“The Surrey Sustainability Charter is about making the right choices and doing the right things. The Charter provides a comprehensive lens through which we will view all future initiatives, programs and plans. It provides us with a framework to best develop and manage Surrey’s human and physical resources to create a strong, sustainable city,” states Mayor Dianne Watts.
“Since 2002, Metro Vancouver has formally put the concept of sustainability at the centre of its operating and planning philosophy, and has committed itself to be a leader. The Integrated Plan for managing rainwater as a resource now provides the means to translate the Sustainability Framework into tangible actions on the ground,” notes Chair Greg Moore.
“Local governments will benefit from the information sharing between four Vancouver Island regional districts, learn from the experiences of the other regional districts, and be able to participate in workshops delivered locally and elsewhere on Vancouver Island,” stated Glenn Harris.
“Through the Urban Containment Boundary, we have avoided urban sprawl and we are doing our best to do what is right; and that is why the RDN Board is both supporting and partnering with CAVI. As a Board, we believe it is our job to protect the quality of life values that attract people to Vancouver Island,” stated Joe Stanhope, Chair.
Comox Valley local governments are aligning efforts, building leadership capacity and striving for consistency. “We have moved beyond continuing education solely for the purpose of professional development. We are exploring what implementation of regional policy means on the ground,” states Glenn Westendorp.

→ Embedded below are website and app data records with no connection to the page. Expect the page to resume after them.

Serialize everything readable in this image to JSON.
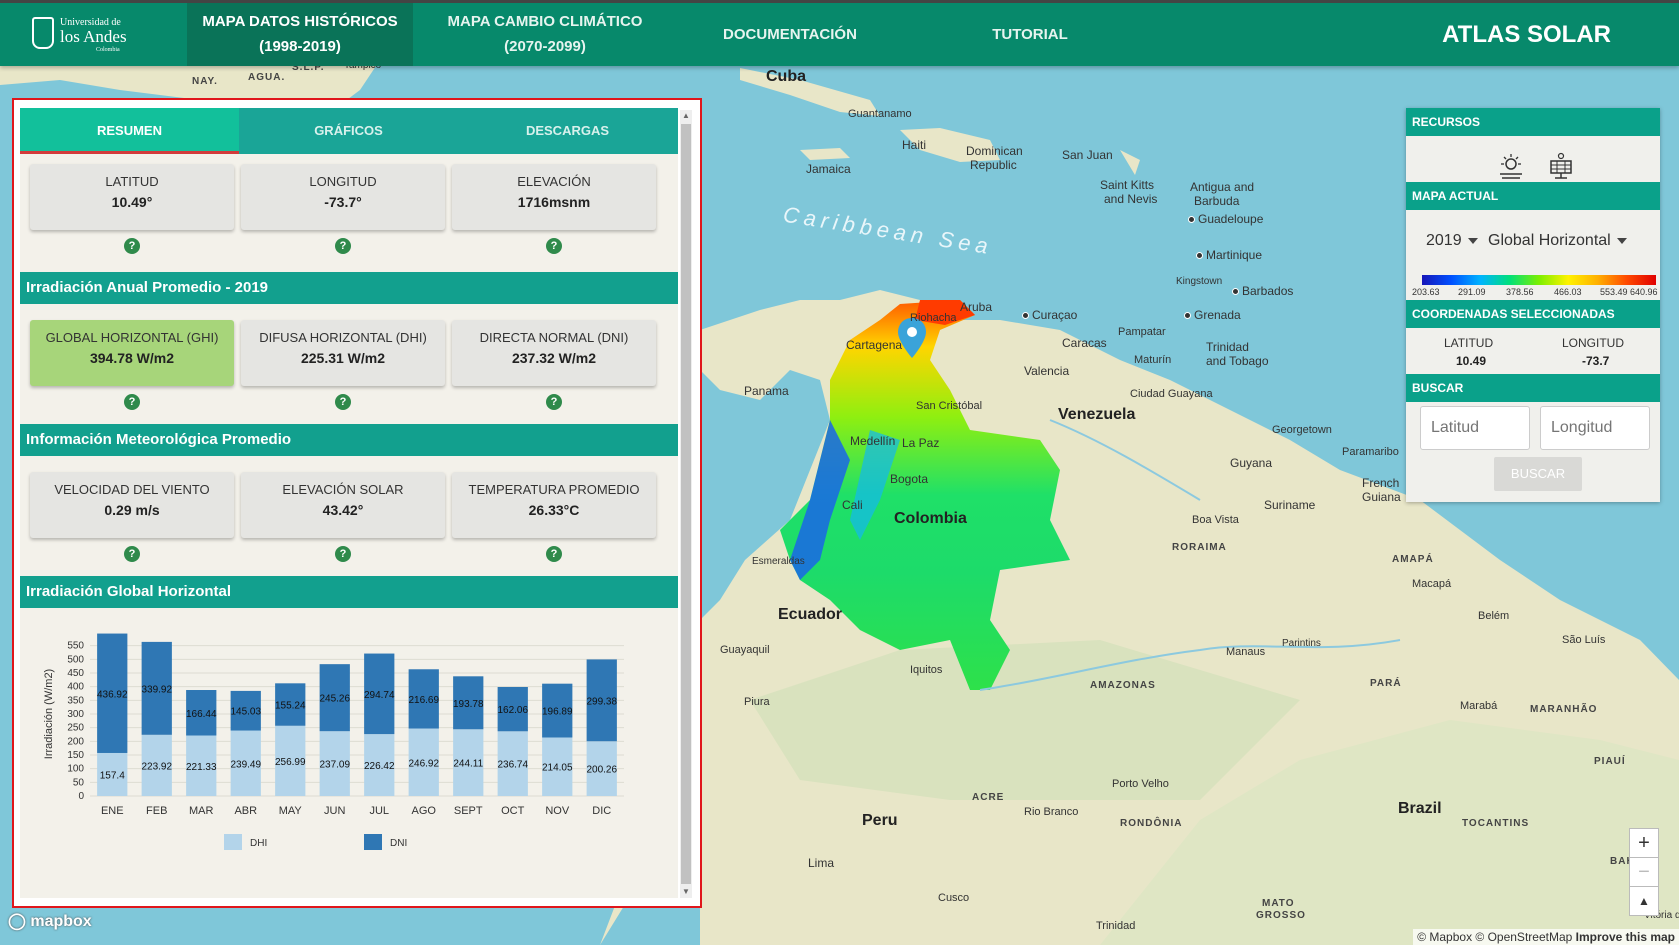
{
  "nav": {
    "logo": {
      "line1": "Universidad de",
      "line2": "los Andes",
      "line3": "Colombia"
    },
    "tabs": [
      {
        "line1": "MAPA DATOS HISTÓRICOS",
        "line2": "(1998-2019)"
      },
      {
        "line1": "MAPA CAMBIO CLIMÁTICO",
        "line2": "(2070-2099)"
      },
      {
        "line1": "DOCUMENTACIÓN"
      },
      {
        "line1": "TUTORIAL"
      }
    ],
    "app_title": "ATLAS SOLAR"
  },
  "panel": {
    "tabs": [
      "RESUMEN",
      "GRÁFICOS",
      "DESCARGAS"
    ],
    "location": [
      {
        "label": "LATITUD",
        "value": "10.49°"
      },
      {
        "label": "LONGITUD",
        "value": "-73.7°"
      },
      {
        "label": "ELEVACIÓN",
        "value": "1716msnm"
      }
    ],
    "section_irradiation": "Irradiación Anual Promedio - 2019",
    "irradiation": [
      {
        "label": "GLOBAL HORIZONTAL (GHI)",
        "value": "394.78 W/m2"
      },
      {
        "label": "DIFUSA HORIZONTAL (DHI)",
        "value": "225.31 W/m2"
      },
      {
        "label": "DIRECTA NORMAL (DNI)",
        "value": "237.32 W/m2"
      }
    ],
    "section_meteo": "Información Meteorológica Promedio",
    "meteo": [
      {
        "label": "VELOCIDAD DEL VIENTO",
        "value": "0.29 m/s"
      },
      {
        "label": "ELEVACIÓN SOLAR",
        "value": "43.42°"
      },
      {
        "label": "TEMPERATURA PROMEDIO",
        "value": "26.33°C"
      }
    ],
    "section_chart": "Irradiación Global Horizontal",
    "help_glyph": "?"
  },
  "chart_data": {
    "type": "bar",
    "stacked": true,
    "categories": [
      "ENE",
      "FEB",
      "MAR",
      "ABR",
      "MAY",
      "JUN",
      "JUL",
      "AGO",
      "SEPT",
      "OCT",
      "NOV",
      "DIC"
    ],
    "series": [
      {
        "name": "DHI",
        "color": "#b3d4ea",
        "values": [
          157.4,
          223.92,
          221.33,
          239.49,
          256.99,
          237.09,
          226.42,
          246.92,
          244.11,
          236.74,
          214.05,
          200.26
        ]
      },
      {
        "name": "DNI",
        "color": "#2f77b4",
        "values": [
          436.92,
          339.92,
          166.44,
          145.03,
          155.24,
          245.26,
          294.74,
          216.69,
          193.78,
          162.06,
          196.89,
          299.38
        ]
      }
    ],
    "ylabel": "Irradiación (W/m2)",
    "yticks": [
      0,
      50,
      100,
      150,
      200,
      250,
      300,
      350,
      400,
      450,
      500,
      550
    ],
    "ylim": [
      0,
      600
    ],
    "legend": "bottom"
  },
  "controls": {
    "recursos": "RECURSOS",
    "mapa_actual": "MAPA ACTUAL",
    "year": "2019",
    "variable": "Global Horizontal",
    "colorbar_labels": [
      "203.63",
      "291.09",
      "378.56",
      "466.03",
      "553.49",
      "640.96"
    ],
    "coords_header": "COORDENADAS SELECCIONADAS",
    "lat_label": "LATITUD",
    "lon_label": "LONGITUD",
    "lat_value": "10.49",
    "lon_value": "-73.7",
    "buscar_header": "BUSCAR",
    "lat_placeholder": "Latitud",
    "lon_placeholder": "Longitud",
    "buscar_button": "BUSCAR"
  },
  "map": {
    "labels": {
      "cuba": "Cuba",
      "guantanamo": "Guantanamo",
      "jamaica": "Jamaica",
      "haiti": "Haiti",
      "dominican": "Dominican",
      "republic": "Republic",
      "sanjuan": "San Juan",
      "stkitts": "Saint Kitts",
      "nevis": "and Nevis",
      "antigua": "Antigua and",
      "barbuda": "Barbuda",
      "guadeloupe": "Guadeloupe",
      "martinique": "Martinique",
      "kingstown": "Kingstown",
      "barbados": "Barbados",
      "grenada": "Grenada",
      "caribbean": "Caribbean Sea",
      "aruba": "Aruba",
      "curacao": "Curaçao",
      "riohacha": "Riohacha",
      "cartagena": "Cartagena",
      "caracas": "Caracas",
      "valencia": "Valencia",
      "pampatar": "Pampatar",
      "maturin": "Maturín",
      "trinidad": "Trinidad",
      "tobago": "and Tobago",
      "panama": "Panama",
      "sancristobal": "San Cristóbal",
      "venezuela": "Venezuela",
      "ciudadguayana": "Ciudad Guayana",
      "georgetown": "Georgetown",
      "paramaribo": "Paramaribo",
      "guyana": "Guyana",
      "frenchguiana1": "French",
      "frenchguiana2": "Guiana",
      "suriname": "Suriname",
      "medellin": "Medellín",
      "lapaz": "La Paz",
      "bogota": "Bogota",
      "cali": "Cali",
      "colombia": "Colombia",
      "boavista": "Boa Vista",
      "roraima": "RORAIMA",
      "amapa": "AMAPÁ",
      "macapa": "Macapá",
      "belem": "Belém",
      "esmeraldas": "Esmeraldas",
      "ecuador": "Ecuador",
      "guayaquil": "Guayaquil",
      "manaus": "Manaus",
      "parintins": "Parintins",
      "saoluis": "São Luís",
      "iquitos": "Iquitos",
      "amazonas": "AMAZONAS",
      "para": "PARÁ",
      "maraba": "Marabá",
      "maranhao": "MARANHÃO",
      "piura": "Piura",
      "piaui": "PIAUÍ",
      "acre": "ACRE",
      "portovelho": "Porto Velho",
      "riobranco": "Rio Branco",
      "brazil": "Brazil",
      "peru": "Peru",
      "rondonia": "RONDÔNIA",
      "tocantins": "TOCANTINS",
      "lima": "Lima",
      "bah": "BAH",
      "cusco": "Cusco",
      "matogrosso1": "MATO",
      "matogrosso2": "GROSSO",
      "trinidadbo": "Trinidad",
      "nay": "NAY.",
      "agua": "AGUA.",
      "slp": "S.L.P.",
      "tampico": "Tampico",
      "vitoria": "Vitória d"
    },
    "attribution": "© Mapbox © OpenStreetMap",
    "improve": "Improve this map",
    "mapbox": "mapbox",
    "zoom_in": "+",
    "zoom_out": "−",
    "compass": "▲"
  }
}
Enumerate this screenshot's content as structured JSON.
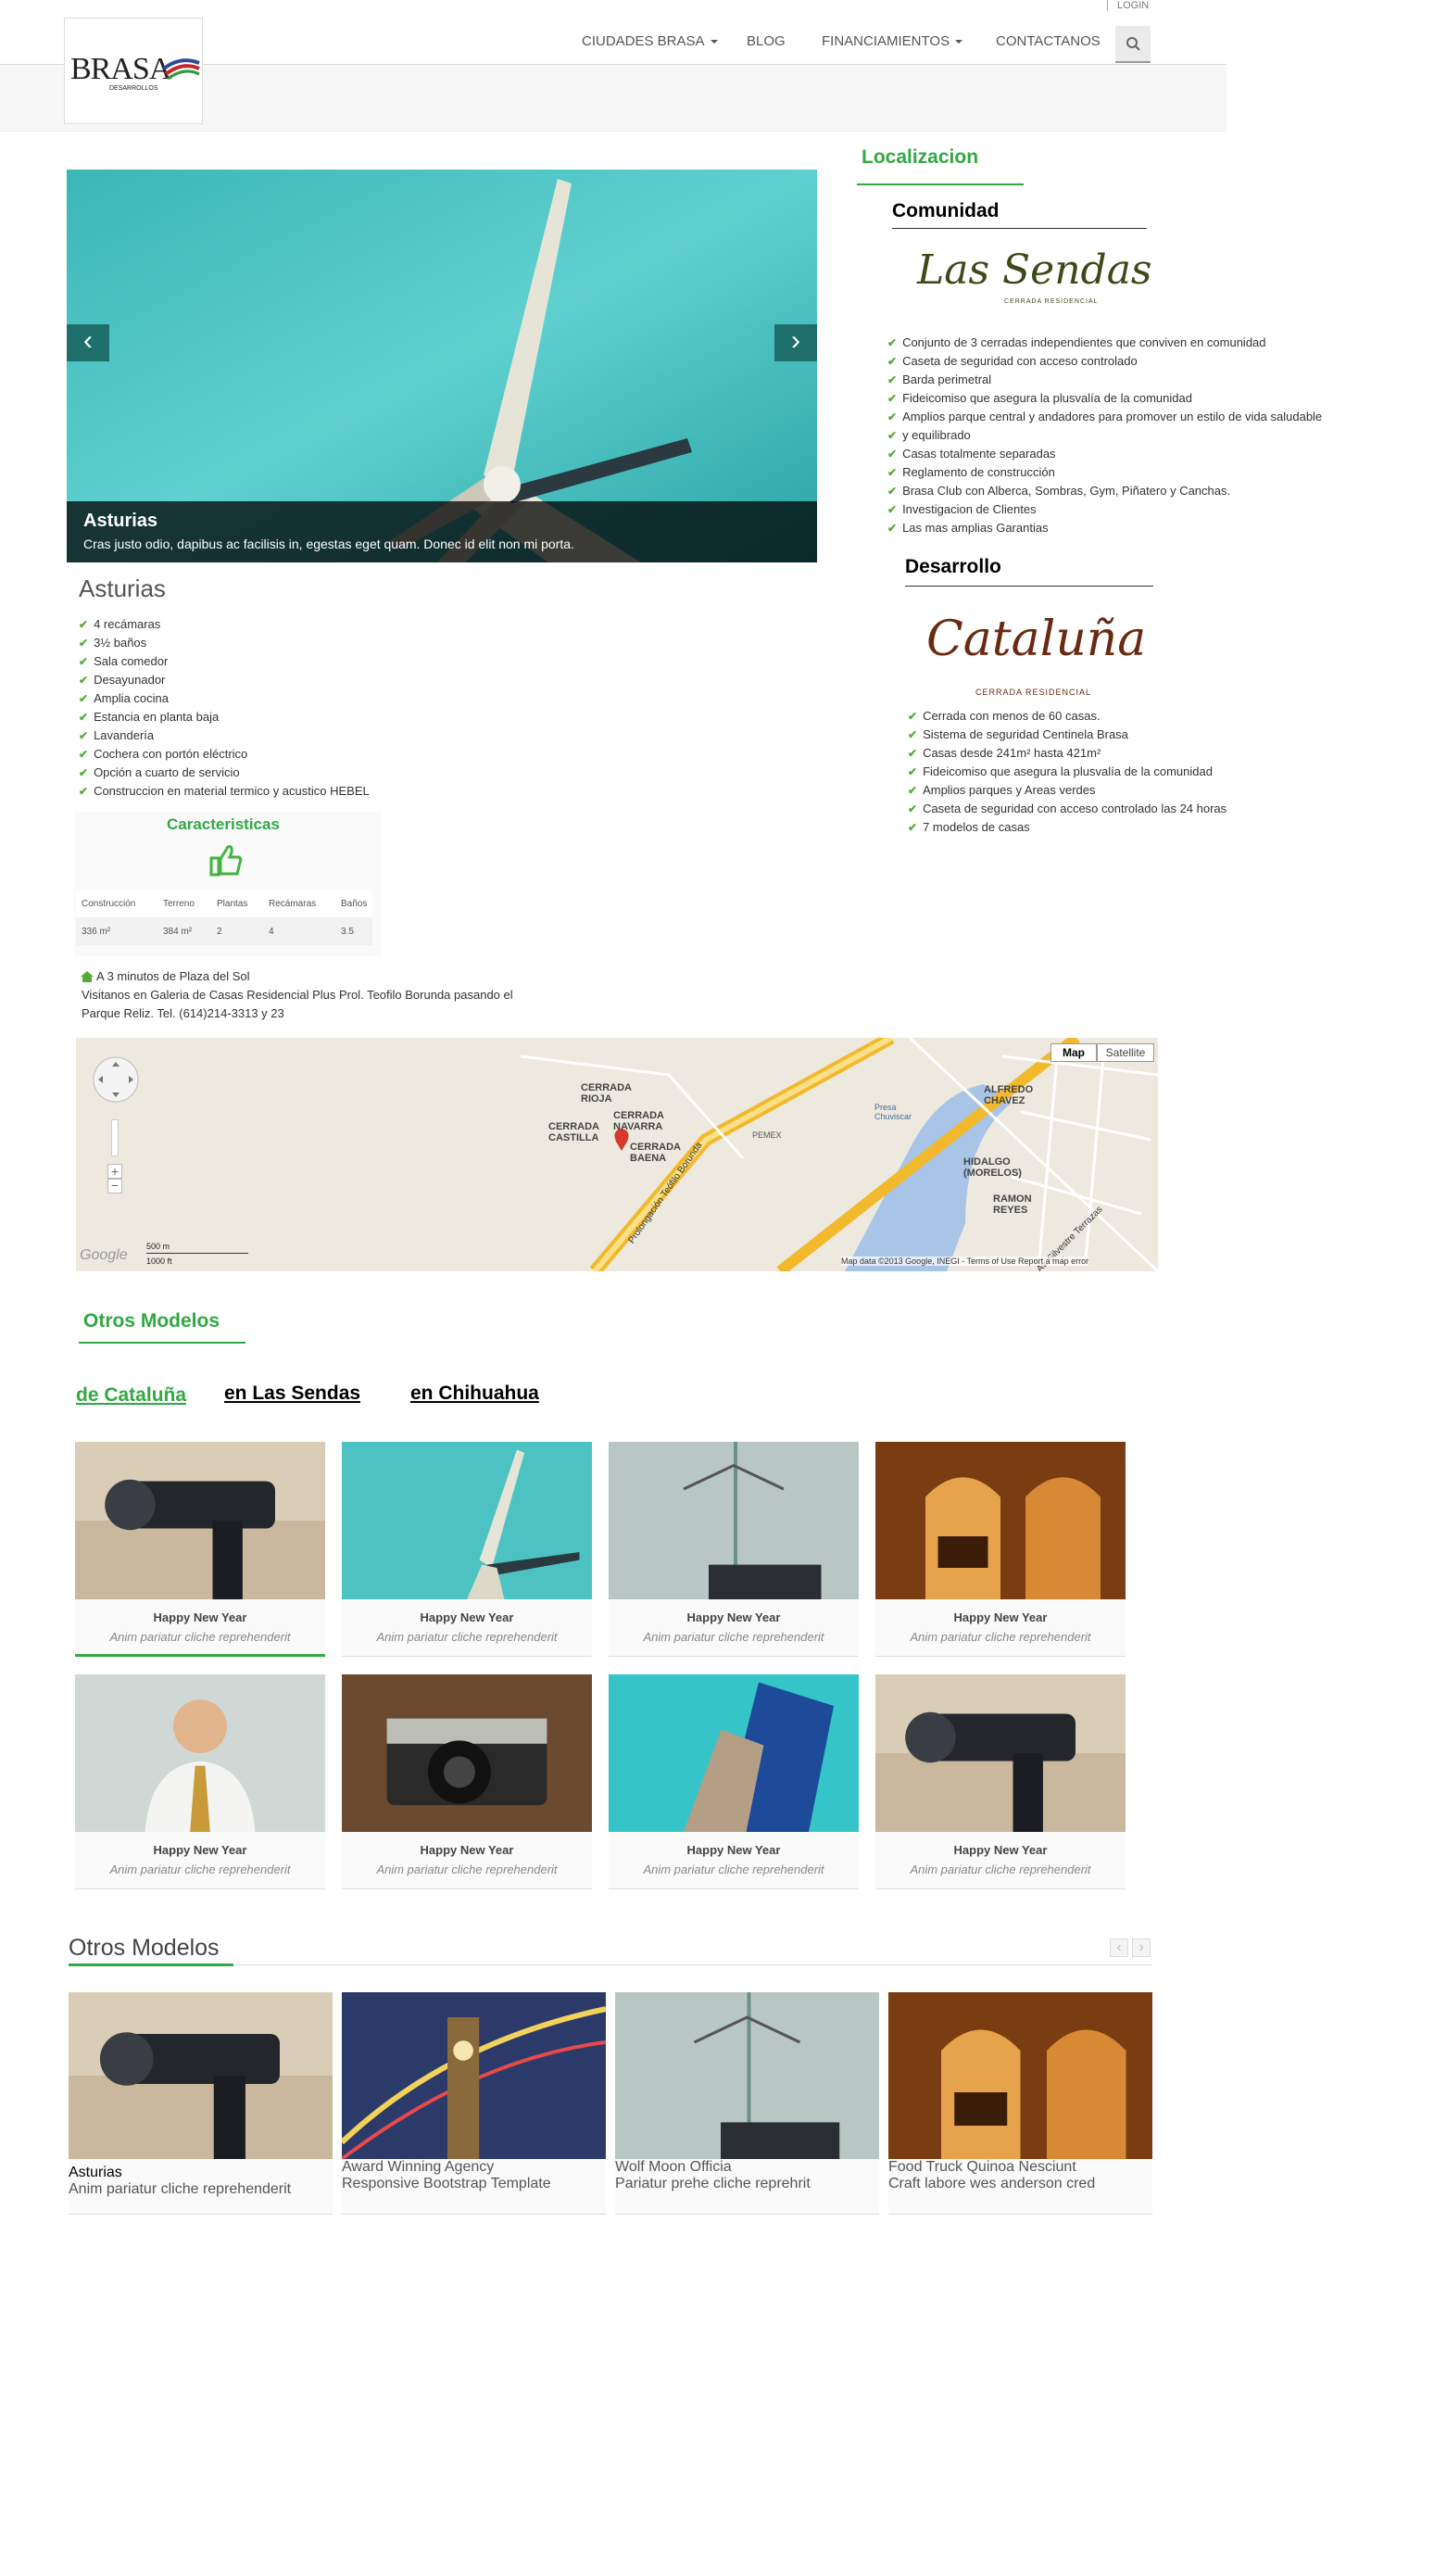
{
  "header": {
    "login": "LOGIN",
    "logo_text": "BRASA",
    "logo_sub": "DESARROLLOS",
    "nav": [
      {
        "label": "CIUDADES BRASA",
        "dropdown": true
      },
      {
        "label": "BLOG",
        "dropdown": false
      },
      {
        "label": "FINANCIAMIENTOS",
        "dropdown": true
      },
      {
        "label": "CONTACTANOS",
        "dropdown": false
      }
    ]
  },
  "slider": {
    "caption_title": "Asturias",
    "caption_text": "Cras justo odio, dapibus ac facilisis in, egestas eget quam. Donec id elit non mi porta.",
    "prev": "‹",
    "next": "›"
  },
  "model": {
    "title": "Asturias",
    "features": [
      "4 recámaras",
      "3½ baños",
      "Sala comedor",
      "Desayunador",
      "Amplia cocina",
      "Estancia en planta baja",
      "Lavandería",
      "Cochera con portón eléctrico",
      "Opción a cuarto de servicio",
      "Construccion en material termico y acustico HEBEL"
    ]
  },
  "caracteristicas": {
    "title": "Caracteristicas",
    "headers": [
      "Construcción",
      "Terreno",
      "Plantas",
      "Recámaras",
      "Baños"
    ],
    "values": [
      "336 m²",
      "384 m²",
      "2",
      "4",
      "3.5"
    ]
  },
  "location": {
    "line1": "A 3 minutos de Plaza del Sol",
    "line2": "Visitanos en Galeria de Casas Residencial Plus Prol. Teofilo Borunda pasando el",
    "line3": "Parque Reliz. Tel. (614)214-3313 y 23"
  },
  "map": {
    "btn_map": "Map",
    "btn_satellite": "Satellite",
    "labels": [
      "CERRADA RIOJA",
      "CERRADA CASTILLA",
      "CERRADA NAVARRA",
      "CERRADA BAENA",
      "ALFREDO CHAVEZ",
      "HIDALGO (MORELOS)",
      "RAMON REYES",
      "Presa Chuviscar",
      "PEMEX",
      "Prolongación Teófilo Borunda",
      "Av. Silvestre Terrazas"
    ],
    "scale_m": "500 m",
    "scale_ft": "1000 ft",
    "attribution": "Map data ©2013 Google, INEGI - Terms of Use  Report a map error",
    "google": "Google"
  },
  "sidebar": {
    "localizacion": "Localizacion",
    "comunidad": "Comunidad",
    "las_sendas_logo": "Las Sendas",
    "las_sendas_sub": "CERRADA RESIDENCIAL",
    "comunidad_items": [
      "Conjunto de 3 cerradas independientes que conviven en comunidad",
      "Caseta de seguridad con acceso controlado",
      "Barda perimetral",
      "Fideicomiso que asegura la plusvalía de la comunidad",
      "Amplios parque central y andadores para promover un estilo de vida saludable",
      "y equilibrado",
      "Casas totalmente separadas",
      "Reglamento de construcción",
      "Brasa Club con Alberca, Sombras, Gym, Piñatero y Canchas.",
      "Investigacion de Clientes",
      "Las mas amplias Garantias"
    ],
    "desarrollo": "Desarrollo",
    "cataluna_logo": "Cataluña",
    "cataluna_sub": "CERRADA RESIDENCIAL",
    "desarrollo_items": [
      "Cerrada con menos de 60 casas.",
      "Sistema de seguridad Centinela Brasa",
      "Casas desde 241m² hasta 421m²",
      "Fideicomiso que asegura la plusvalía de la comunidad",
      "Amplios parques y Areas verdes",
      "Caseta de seguridad con acceso controlado las 24 horas",
      "7 modelos de casas"
    ]
  },
  "otros": {
    "title": "Otros Modelos",
    "tabs": [
      "de Cataluña",
      "en Las Sendas",
      "en Chihuahua"
    ],
    "cards": [
      {
        "title": "Happy New Year",
        "sub": "Anim pariatur cliche reprehenderit",
        "img": "camera-lens"
      },
      {
        "title": "Happy New Year",
        "sub": "Anim pariatur cliche reprehenderit",
        "img": "wind-turbine"
      },
      {
        "title": "Happy New Year",
        "sub": "Anim pariatur cliche reprehenderit",
        "img": "hanger-books"
      },
      {
        "title": "Happy New Year",
        "sub": "Anim pariatur cliche reprehenderit",
        "img": "arches-room"
      },
      {
        "title": "Happy New Year",
        "sub": "Anim pariatur cliche reprehenderit",
        "img": "businessman"
      },
      {
        "title": "Happy New Year",
        "sub": "Anim pariatur cliche reprehenderit",
        "img": "retro-camera"
      },
      {
        "title": "Happy New Year",
        "sub": "Anim pariatur cliche reprehenderit",
        "img": "building"
      },
      {
        "title": "Happy New Year",
        "sub": "Anim pariatur cliche reprehenderit",
        "img": "camera-lens"
      }
    ]
  },
  "otros2": {
    "title": "Otros Modelos",
    "cards": [
      {
        "title": "Asturias",
        "sub": "Anim pariatur cliche reprehenderit",
        "img": "camera-lens"
      },
      {
        "title": "Award Winning Agency",
        "sub": "Responsive Bootstrap Template",
        "img": "big-ben"
      },
      {
        "title": "Wolf Moon Officia",
        "sub": "Pariatur prehe cliche reprehrit",
        "img": "hanger-books"
      },
      {
        "title": "Food Truck Quinoa Nesciunt",
        "sub": "Craft labore wes anderson cred",
        "img": "arches-room"
      }
    ]
  },
  "colors": {
    "accent": "#31a843",
    "teal": "#1f6f6d",
    "checks": "#56ab35"
  }
}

“The change in approach starts with land use planning and determining what infrastructure and services can be provided sustainably, both fiscally and ecologically. Another key message is that all those involved in land development have a role to play in achieving Sustainable Service Delivery,” states Judy Walker.
“Inter-regional sharing, collaboration, alignment and consistency will accelerate effective implementation of watershed protection objectives within each regional district. The regions are linked by common interests, but are not dependent on each other,” stated Comox Valley Board Chair Edwin Grieve.
“By examining all actions in the context of the watershed, we can move toward a governance system that is rooted in ecological principles, and shift the focus towards managing the people within a watershed, rather than controlling the watershed itself,” states Oliver Brandes.
“Asset Management BC supports the development of a local government asset management strategy for the province. To this end, Partnerships serve us all well. Asset Management is about integration of disciplines and co-operation among all parties. We all benefit from sharing of knowledge and information,” states Wally Wells.
“Our shared vision for Green Communities is the right development in the right place at the right time. We can achieve this vision if development is guided by a ‘design with nature’ philosophy: start with green infrastructure and truly restore the urban fabric,” states Glen Brown.